> _Activity_: Using the data below, return all lines in which "dialpad" appears.

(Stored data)
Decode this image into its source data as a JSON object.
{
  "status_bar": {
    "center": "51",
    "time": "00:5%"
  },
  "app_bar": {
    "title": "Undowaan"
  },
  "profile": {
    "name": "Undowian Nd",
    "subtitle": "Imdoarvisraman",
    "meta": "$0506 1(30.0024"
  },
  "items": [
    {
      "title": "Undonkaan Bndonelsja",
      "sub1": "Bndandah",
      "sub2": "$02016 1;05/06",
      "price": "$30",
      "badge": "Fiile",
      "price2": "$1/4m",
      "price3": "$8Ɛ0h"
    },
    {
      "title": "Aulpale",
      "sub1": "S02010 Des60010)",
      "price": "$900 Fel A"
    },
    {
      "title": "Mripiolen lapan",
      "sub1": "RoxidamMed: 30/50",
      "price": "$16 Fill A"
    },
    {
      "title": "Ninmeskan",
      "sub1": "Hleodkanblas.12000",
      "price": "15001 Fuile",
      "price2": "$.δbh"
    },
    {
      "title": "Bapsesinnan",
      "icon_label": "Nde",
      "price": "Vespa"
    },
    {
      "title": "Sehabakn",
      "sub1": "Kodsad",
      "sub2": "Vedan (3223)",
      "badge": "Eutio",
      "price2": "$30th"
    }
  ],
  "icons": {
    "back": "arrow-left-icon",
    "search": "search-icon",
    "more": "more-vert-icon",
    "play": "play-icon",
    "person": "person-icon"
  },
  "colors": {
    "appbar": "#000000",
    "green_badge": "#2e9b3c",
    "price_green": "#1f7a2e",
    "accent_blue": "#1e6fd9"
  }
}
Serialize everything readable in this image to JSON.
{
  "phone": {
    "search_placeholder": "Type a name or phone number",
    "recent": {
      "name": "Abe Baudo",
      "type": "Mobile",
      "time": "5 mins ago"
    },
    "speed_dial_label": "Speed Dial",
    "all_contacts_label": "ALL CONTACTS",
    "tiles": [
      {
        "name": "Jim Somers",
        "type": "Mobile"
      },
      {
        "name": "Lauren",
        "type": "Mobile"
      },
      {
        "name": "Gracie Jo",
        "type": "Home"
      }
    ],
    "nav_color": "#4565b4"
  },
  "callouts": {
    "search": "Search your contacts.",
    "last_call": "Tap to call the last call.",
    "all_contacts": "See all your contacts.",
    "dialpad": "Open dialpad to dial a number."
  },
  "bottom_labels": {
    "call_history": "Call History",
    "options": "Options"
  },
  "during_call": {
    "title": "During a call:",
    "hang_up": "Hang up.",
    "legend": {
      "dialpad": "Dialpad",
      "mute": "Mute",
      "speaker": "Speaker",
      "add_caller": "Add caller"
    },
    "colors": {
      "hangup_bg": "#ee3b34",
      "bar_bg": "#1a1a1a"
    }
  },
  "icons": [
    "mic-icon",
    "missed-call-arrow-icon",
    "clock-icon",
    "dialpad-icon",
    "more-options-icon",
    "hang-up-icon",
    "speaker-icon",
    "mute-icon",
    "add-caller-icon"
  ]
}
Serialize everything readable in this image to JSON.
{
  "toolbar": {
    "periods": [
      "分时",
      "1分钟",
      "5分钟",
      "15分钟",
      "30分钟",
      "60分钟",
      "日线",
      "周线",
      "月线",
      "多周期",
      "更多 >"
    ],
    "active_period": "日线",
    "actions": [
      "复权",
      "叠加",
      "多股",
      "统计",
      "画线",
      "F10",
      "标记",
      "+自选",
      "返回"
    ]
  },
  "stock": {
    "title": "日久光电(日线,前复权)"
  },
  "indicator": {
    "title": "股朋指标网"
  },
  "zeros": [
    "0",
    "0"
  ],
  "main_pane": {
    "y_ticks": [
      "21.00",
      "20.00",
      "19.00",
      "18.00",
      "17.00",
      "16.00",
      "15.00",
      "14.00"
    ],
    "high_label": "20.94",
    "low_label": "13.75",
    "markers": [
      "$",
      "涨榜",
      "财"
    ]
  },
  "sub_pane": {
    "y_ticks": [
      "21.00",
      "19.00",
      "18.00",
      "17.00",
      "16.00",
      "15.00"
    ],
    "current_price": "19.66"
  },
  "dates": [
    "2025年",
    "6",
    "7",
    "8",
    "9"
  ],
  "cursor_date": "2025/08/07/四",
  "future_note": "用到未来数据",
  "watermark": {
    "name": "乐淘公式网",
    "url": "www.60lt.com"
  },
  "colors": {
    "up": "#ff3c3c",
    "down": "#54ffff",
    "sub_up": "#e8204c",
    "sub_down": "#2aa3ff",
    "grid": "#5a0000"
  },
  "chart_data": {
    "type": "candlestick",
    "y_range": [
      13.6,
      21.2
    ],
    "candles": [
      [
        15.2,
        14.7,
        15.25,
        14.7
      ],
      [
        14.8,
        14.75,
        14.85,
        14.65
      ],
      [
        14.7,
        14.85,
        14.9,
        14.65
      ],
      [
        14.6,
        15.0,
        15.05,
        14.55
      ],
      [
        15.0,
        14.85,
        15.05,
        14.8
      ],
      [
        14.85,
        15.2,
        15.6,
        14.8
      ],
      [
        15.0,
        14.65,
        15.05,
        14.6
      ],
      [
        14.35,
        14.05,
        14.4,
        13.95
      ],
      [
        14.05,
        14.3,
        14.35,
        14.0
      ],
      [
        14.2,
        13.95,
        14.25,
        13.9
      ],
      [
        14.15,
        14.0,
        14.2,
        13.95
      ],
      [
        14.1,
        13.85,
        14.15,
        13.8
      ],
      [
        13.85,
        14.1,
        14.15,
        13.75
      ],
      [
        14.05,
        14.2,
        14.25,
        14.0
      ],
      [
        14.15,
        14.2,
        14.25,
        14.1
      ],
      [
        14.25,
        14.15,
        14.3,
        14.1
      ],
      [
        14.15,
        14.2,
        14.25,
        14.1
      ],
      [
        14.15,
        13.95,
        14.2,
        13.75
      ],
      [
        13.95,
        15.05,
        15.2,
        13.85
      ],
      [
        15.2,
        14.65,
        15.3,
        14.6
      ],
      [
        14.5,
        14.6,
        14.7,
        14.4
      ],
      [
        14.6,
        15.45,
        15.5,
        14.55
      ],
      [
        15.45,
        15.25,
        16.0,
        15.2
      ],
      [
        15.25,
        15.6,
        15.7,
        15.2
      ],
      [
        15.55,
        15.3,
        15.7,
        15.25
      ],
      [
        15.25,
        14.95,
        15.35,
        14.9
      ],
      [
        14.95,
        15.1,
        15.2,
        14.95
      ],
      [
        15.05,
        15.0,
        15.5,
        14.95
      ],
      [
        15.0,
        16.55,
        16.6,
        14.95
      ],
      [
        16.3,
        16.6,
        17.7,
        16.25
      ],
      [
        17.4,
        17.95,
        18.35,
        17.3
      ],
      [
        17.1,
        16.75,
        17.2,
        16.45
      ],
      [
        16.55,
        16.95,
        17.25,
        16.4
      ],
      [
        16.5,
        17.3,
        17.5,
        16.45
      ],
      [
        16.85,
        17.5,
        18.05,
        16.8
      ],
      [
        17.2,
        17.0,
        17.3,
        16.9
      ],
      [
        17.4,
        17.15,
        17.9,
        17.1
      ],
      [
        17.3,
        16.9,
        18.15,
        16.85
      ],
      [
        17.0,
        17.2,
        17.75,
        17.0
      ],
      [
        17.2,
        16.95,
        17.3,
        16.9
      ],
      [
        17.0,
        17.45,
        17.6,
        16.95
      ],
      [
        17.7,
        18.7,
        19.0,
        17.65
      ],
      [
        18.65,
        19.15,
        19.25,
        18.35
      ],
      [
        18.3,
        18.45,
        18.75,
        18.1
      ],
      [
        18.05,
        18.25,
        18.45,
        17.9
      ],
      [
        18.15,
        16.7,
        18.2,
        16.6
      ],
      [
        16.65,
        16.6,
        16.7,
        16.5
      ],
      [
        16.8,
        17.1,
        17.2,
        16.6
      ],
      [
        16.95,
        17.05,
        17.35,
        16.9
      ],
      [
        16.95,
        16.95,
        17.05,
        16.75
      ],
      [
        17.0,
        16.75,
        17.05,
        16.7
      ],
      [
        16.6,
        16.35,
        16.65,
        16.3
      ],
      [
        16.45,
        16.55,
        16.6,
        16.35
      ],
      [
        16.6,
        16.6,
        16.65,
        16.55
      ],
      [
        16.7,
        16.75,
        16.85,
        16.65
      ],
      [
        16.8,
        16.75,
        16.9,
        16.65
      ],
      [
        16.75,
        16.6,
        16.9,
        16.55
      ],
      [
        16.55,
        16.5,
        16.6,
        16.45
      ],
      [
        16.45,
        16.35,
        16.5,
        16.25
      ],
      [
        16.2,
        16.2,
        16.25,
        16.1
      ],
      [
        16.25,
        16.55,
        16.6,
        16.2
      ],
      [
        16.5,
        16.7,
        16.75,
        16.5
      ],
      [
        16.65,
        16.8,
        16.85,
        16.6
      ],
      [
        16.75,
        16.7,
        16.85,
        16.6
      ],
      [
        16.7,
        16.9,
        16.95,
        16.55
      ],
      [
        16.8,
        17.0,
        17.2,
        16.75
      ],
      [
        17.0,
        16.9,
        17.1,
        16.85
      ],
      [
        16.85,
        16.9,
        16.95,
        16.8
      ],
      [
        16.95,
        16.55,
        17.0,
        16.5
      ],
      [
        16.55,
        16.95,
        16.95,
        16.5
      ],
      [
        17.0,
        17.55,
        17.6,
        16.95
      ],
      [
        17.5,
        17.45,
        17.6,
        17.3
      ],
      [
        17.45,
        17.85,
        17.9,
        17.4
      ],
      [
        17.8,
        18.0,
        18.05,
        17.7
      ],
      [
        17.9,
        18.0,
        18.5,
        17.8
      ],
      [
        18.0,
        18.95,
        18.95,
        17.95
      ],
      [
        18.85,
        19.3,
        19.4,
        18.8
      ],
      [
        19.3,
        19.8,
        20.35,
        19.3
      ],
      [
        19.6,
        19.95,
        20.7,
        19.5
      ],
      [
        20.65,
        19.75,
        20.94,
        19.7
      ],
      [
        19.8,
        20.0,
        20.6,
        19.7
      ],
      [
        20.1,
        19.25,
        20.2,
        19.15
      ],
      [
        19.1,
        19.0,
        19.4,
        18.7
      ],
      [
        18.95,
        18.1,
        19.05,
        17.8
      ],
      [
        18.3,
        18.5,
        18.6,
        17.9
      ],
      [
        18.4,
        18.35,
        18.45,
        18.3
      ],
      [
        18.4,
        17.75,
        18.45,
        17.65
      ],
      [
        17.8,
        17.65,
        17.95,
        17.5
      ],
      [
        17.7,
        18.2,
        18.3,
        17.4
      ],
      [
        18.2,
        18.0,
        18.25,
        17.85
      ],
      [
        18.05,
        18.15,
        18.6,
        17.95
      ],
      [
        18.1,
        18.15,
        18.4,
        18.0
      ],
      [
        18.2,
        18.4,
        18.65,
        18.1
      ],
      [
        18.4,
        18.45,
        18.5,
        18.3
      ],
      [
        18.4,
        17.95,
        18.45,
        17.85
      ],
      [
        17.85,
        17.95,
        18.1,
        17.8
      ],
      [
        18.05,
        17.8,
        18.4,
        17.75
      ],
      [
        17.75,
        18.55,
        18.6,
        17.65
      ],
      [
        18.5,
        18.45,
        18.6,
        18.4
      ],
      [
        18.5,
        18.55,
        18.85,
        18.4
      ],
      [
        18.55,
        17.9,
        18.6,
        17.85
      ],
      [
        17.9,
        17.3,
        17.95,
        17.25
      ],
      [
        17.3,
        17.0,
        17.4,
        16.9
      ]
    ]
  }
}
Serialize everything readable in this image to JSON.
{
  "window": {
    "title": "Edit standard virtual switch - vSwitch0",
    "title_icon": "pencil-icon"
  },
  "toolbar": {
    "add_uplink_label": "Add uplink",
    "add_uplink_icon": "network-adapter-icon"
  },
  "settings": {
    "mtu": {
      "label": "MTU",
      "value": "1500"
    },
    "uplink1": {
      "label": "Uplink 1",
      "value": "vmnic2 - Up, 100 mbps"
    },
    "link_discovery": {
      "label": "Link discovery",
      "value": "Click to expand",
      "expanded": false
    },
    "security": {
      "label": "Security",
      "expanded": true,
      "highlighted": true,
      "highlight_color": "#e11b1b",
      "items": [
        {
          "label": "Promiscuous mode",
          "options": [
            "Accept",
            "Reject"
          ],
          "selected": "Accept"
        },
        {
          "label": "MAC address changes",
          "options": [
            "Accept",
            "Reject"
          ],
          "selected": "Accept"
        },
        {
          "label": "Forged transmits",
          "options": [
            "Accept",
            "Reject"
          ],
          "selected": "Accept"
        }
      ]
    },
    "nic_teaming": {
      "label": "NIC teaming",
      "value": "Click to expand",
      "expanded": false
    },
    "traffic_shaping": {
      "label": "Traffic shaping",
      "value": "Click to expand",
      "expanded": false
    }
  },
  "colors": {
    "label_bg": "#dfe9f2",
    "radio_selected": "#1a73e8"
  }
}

> _Result of this exercise_:
    "dialpad": "Open dialpad to dial a number."
      "dialpad": "Dialpad",
    "dialpad-icon",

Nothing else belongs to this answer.